findings of a New Zealand zoologist have pointed engineers constructing
complex networks, such as the World Wide Web and electrical grids, in
a new direction: dolphins.
David Lusseau from University of Otago studied a community consisting
of 64 bottlenose dolphins over a period of seven years. (1)
He discovered the existence among them of a social structure similar to
that in humans and human-made networks. The researcher's mathematical
study was published in the journal Proceedings of the Royal Society.
Many complex networks, including human communities, possess features
that make rapid exchanges of information between members possible.
This study by the New Zealand researcher shows that animal communities
are also organised in such a way as to transfer information in a rapid
and efficient manner. Long-lived creatures such as gorillas, deers, elephants
and bottlenose dolphins rely on their environments in the information
In his observations of dolphins, Lusseau focused on individuals that
were seen together more frequently. He realised that these consisted for
the most part of adult females, and that these served as transmission
centres for the community.
In order to measure the information flows in a system it is sufficient
to look at the hubs of information through which it passes and to count
the number of elements required in the passage from the starting point
to the end point. Lusseau employed this measurement technique, known as
"diameter." When the results he obtained using this method were
compared with the data revealed by the Internet he found himself confronted
by an astonishing situation.
duration of information transfer increased when a large number of points
establishing connections on the Internet were eliminated. In the event
that just 2% of the nodes with the most links on the Internet were left
out of the system, it took twice as long to go from one element to another.
Among dolphins, however, the situation was different.
Lusseau monitored the dolphins using markings on their dorsal fins and
observed that when individuals acting as communications centres left the
group, the community exhibited considerable resilience. The coherence
of the dolphin community was not affected by the removal of key individuals.
This resilience made it possible for the dolphin community to continue
in a healthy manner even if one third of the population were absent.
The researcher states that thanks to this system the network can persist
even in the face of catastrophic death. Moreover, he suggests that these
features could be applied to human-made networks such as the World Wide
As we have seen, there is an arrangement in dolphins that is better protected
than the communication network that constitutes the Internet and that
functions more effectively in the event that the main nodes are removed.
The presence of such a feature in dolphins means that various criteria
must have been calculated.
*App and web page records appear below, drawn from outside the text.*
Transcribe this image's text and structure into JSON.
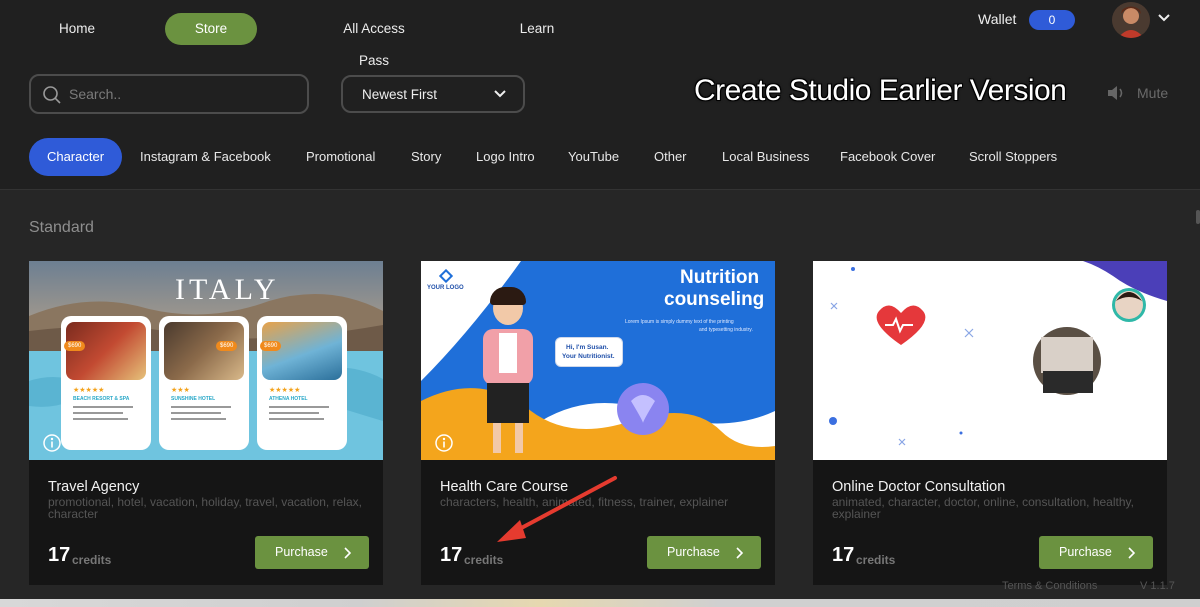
{
  "nav": {
    "items": [
      {
        "label": "Home"
      },
      {
        "label": "Store"
      },
      {
        "label": "All Access Pass"
      },
      {
        "label": "Learn"
      }
    ],
    "wallet_label": "Wallet",
    "wallet_value": "0"
  },
  "toolbar": {
    "search_placeholder": "Search..",
    "sort_value": "Newest First",
    "overlay_title": "Create Studio Earlier Version",
    "mute_label": "Mute"
  },
  "tabs": [
    {
      "label": "Character"
    },
    {
      "label": "Instagram & Facebook"
    },
    {
      "label": "Promotional"
    },
    {
      "label": "Story"
    },
    {
      "label": "Logo Intro"
    },
    {
      "label": "YouTube"
    },
    {
      "label": "Other"
    },
    {
      "label": "Local Business"
    },
    {
      "label": "Facebook Cover"
    },
    {
      "label": "Scroll Stoppers"
    }
  ],
  "section_title": "Standard",
  "cards": [
    {
      "title": "Travel Agency",
      "tags": "promotional, hotel, vacation, holiday, travel, vacation, relax, character",
      "credits": "17",
      "credits_label": "credits",
      "purchase_label": "Purchase",
      "thumb": {
        "headline": "ITALY",
        "price": "$690",
        "rating": "★★★★★",
        "rating_short": "★★★",
        "hotels": [
          "BEACH RESORT & SPA",
          "SUNSHINE HOTEL",
          "ATHENA HOTEL"
        ]
      }
    },
    {
      "title": "Health Care Course",
      "tags": "characters, health, animated, fitness, trainer, explainer",
      "credits": "17",
      "credits_label": "credits",
      "purchase_label": "Purchase",
      "thumb": {
        "logo": "YOUR LOGO",
        "headline_1": "Nutrition",
        "headline_2": "counseling",
        "body_1": "Lorem Ipsum is simply dummy text of the printing",
        "body_2": "and typesetting industry.",
        "bubble_1": "Hi, I'm Susan.",
        "bubble_2": "Your Nutritionist."
      }
    },
    {
      "title": "Online Doctor Consultation",
      "tags": "animated, character, doctor, online, consultation, healthy, explainer",
      "credits": "17",
      "credits_label": "credits",
      "purchase_label": "Purchase"
    }
  ],
  "footer": {
    "terms": "Terms & Conditions",
    "version": "V 1.1.7"
  },
  "colors": {
    "accent_green": "#6b9240",
    "accent_blue": "#2f5bd8",
    "annotation_red": "#e53b2f"
  }
}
For example, several stages, such as calculating
the load to be applied to the connection points in the job of organising
the Internet and estimating beforehand how the entire network will be
affected if these are removed from the system, are carried out by network
engineers and this permits information to travel in the system in the
most efficient way possible. The existence of engineers who calculate
and organise the flow of information on the Internet shows the existence
of a superior intellect that regulates the information network in dolphins
and many other similar living things in nature. There can be no doubt
but that this superior intellect is that of Omniscient, Almighty God.
The creation of this information network in dolphins is a manifestation
of His name of the Merciful. The Mercy of God is manifested in this information
The way that living things such as dolphins, which live in open waters
and close to the surface, behave as a group is of vital importance. This
lifestyle provides an advantage in terms of being on guard against predators,
as well as when hunting. Thanks to the constant flow of information among
the adult females in the group, other members are provided with information
about the locations of prey and predators, as a result of which the group
is assisted in behaving cohesively. If this flow of information in dolphins
were to be impaired as a result of losses inflicted by predators, then
the escape of other dolphins would be meaningless, and these individuals
with no possibility of communicating would be forced to disperse and would
eventually fall prey to other predators. However, the information network
created in dolphins by God is not interrupted at such times, and allows
individuals to survive by maintaining the cohesion of the group.
God reveals the following in one verse of the Qur'an:
"Truly your Lord is the Almighty, the Most Merciful." (Qur'an,
1. David Lusseau,
"The Emergent Properties of a Dolphin Social Network", http://arxiv.org/ftp/cond-mat/papers/0307/0307439.pdf
2 Lusseau, 2003 The emergent properties of a dolphin social network. Proceedings
of the Royal Society of London-
Series B (Supplement): DOI 10.1098/rsbl.2003.0057
3. Danny Kingsley, “Dolphins better at networking than the Web”,
ABC Science Online, 17 July 2004, http://www.abc.net.au/science/news/stories/s901670.htm